▶ Your objective
Go through the data and copy each line that holds "structured".

▶ Web page and app entries
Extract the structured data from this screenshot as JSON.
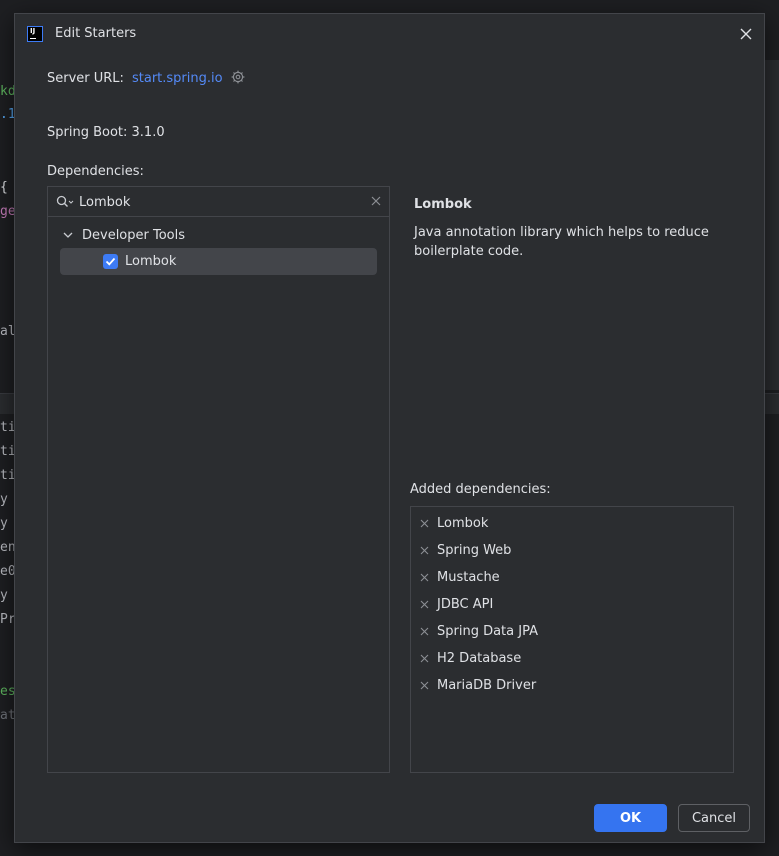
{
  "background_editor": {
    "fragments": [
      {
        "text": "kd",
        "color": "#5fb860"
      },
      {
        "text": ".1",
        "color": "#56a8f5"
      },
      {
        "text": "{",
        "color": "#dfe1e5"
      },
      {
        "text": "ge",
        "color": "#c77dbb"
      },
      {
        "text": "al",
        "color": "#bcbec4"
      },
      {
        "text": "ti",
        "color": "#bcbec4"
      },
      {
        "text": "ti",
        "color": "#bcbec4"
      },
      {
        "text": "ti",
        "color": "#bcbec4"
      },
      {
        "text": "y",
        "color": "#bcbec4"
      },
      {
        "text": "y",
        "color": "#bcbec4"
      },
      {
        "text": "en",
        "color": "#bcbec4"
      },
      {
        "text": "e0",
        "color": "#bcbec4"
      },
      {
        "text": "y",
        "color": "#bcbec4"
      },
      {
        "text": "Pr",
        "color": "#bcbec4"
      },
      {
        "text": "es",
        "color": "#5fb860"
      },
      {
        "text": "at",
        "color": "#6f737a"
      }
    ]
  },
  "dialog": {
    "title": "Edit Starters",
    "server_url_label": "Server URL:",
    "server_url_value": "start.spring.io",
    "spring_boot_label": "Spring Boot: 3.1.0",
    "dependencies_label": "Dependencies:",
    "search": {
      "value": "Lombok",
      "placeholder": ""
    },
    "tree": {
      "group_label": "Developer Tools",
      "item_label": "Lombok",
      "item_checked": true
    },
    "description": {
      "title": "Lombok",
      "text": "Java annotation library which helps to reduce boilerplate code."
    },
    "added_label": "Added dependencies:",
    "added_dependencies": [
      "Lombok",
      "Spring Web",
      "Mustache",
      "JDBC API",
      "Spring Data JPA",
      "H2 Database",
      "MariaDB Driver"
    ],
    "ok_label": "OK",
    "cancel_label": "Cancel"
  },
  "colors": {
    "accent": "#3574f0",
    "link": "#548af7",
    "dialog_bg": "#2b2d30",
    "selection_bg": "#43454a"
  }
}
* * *
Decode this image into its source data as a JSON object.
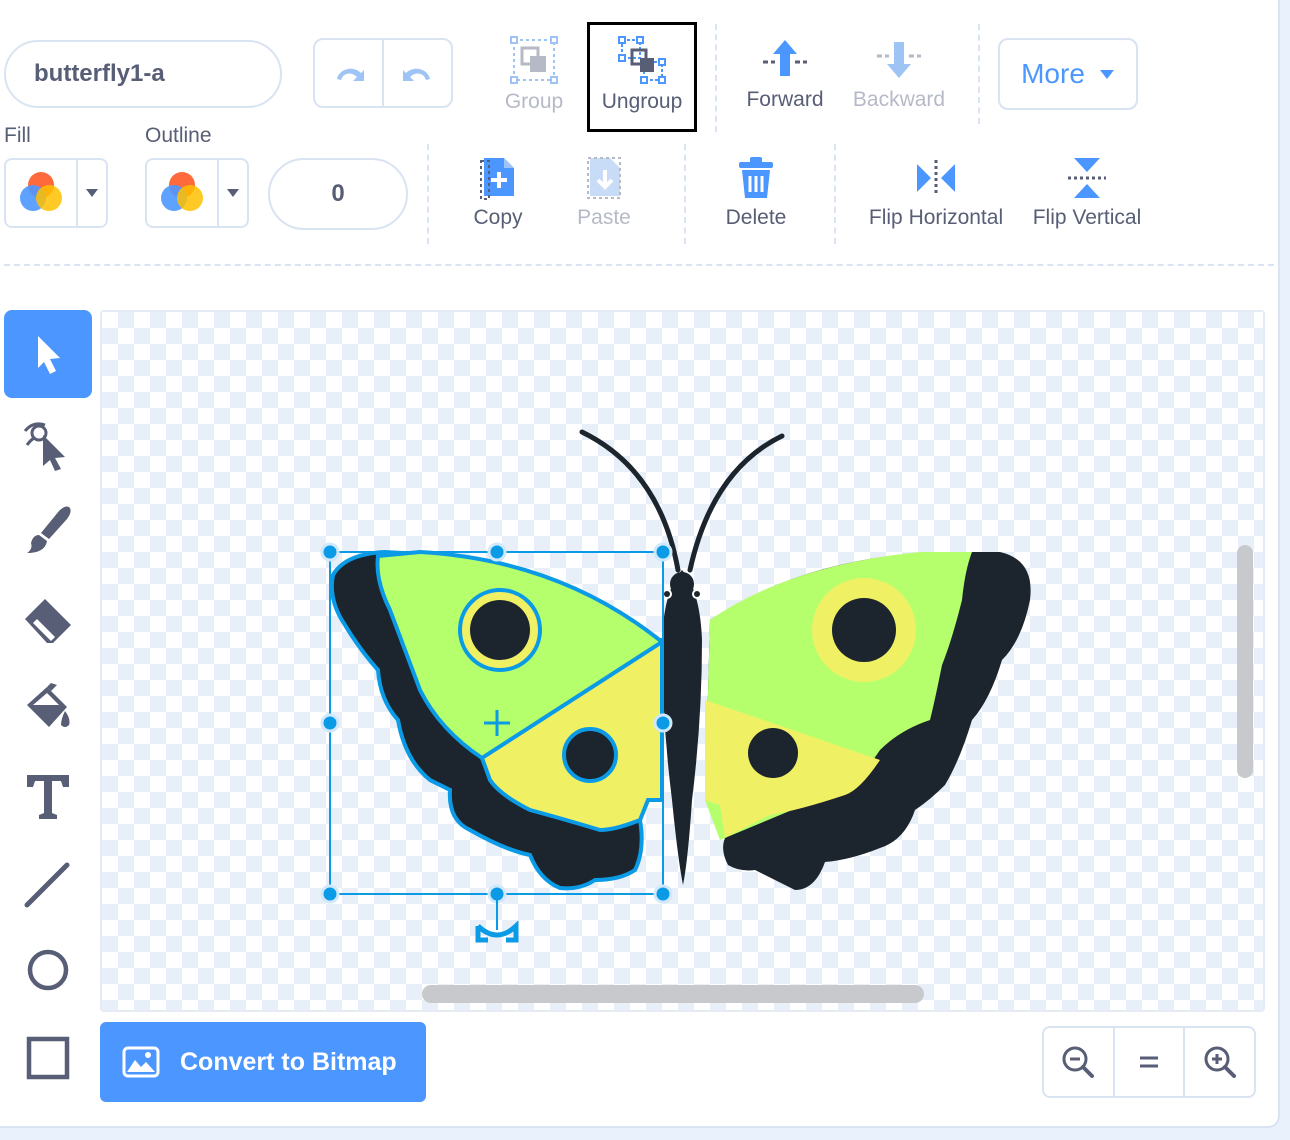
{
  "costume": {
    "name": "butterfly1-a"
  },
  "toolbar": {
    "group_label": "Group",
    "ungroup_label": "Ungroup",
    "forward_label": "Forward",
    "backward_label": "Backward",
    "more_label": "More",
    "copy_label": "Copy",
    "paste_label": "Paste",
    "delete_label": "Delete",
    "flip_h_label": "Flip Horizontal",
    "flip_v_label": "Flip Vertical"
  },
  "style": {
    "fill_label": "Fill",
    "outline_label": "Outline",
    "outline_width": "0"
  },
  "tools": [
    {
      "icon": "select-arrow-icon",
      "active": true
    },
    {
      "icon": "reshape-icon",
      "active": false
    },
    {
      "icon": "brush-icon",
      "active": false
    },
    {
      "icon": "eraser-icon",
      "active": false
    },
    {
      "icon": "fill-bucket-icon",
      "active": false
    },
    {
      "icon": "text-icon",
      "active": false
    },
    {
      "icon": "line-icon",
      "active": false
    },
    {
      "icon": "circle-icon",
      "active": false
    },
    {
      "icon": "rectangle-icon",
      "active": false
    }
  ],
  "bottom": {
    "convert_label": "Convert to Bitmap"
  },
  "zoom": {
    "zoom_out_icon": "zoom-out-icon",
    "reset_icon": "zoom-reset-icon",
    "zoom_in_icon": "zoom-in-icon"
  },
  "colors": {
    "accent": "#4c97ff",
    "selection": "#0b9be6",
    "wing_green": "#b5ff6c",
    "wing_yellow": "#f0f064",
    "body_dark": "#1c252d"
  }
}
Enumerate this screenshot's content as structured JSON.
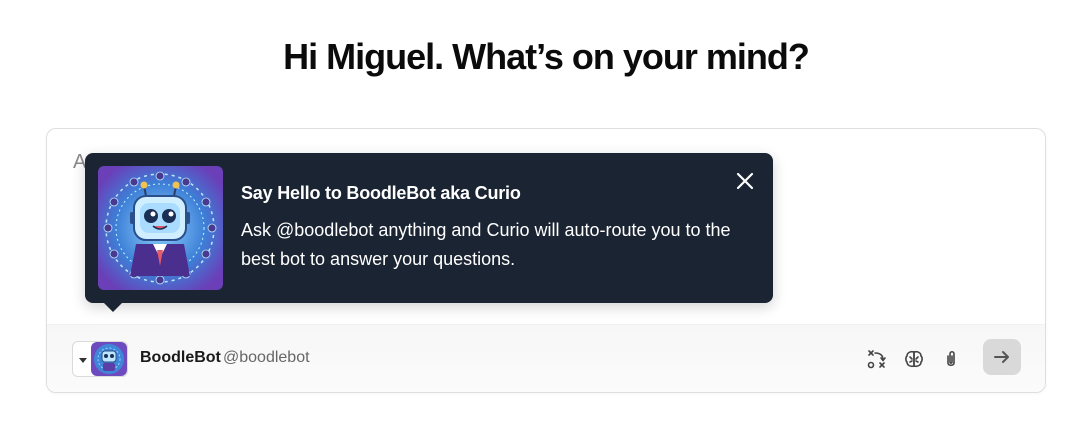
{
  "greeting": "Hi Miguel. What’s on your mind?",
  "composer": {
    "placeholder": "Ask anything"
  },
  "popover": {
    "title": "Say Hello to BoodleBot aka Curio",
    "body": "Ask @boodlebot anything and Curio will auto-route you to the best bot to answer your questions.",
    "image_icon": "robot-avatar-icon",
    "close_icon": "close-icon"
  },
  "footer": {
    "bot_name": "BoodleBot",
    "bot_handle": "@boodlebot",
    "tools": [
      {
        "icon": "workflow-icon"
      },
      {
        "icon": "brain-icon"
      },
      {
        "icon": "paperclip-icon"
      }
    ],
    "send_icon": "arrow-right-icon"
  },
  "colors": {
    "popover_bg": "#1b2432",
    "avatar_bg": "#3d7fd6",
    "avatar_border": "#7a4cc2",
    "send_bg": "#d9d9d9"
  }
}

▶ Exercise answer
Extract the structured data from this screenshot as JSON.
Enumerate this screenshot's content as structured JSON.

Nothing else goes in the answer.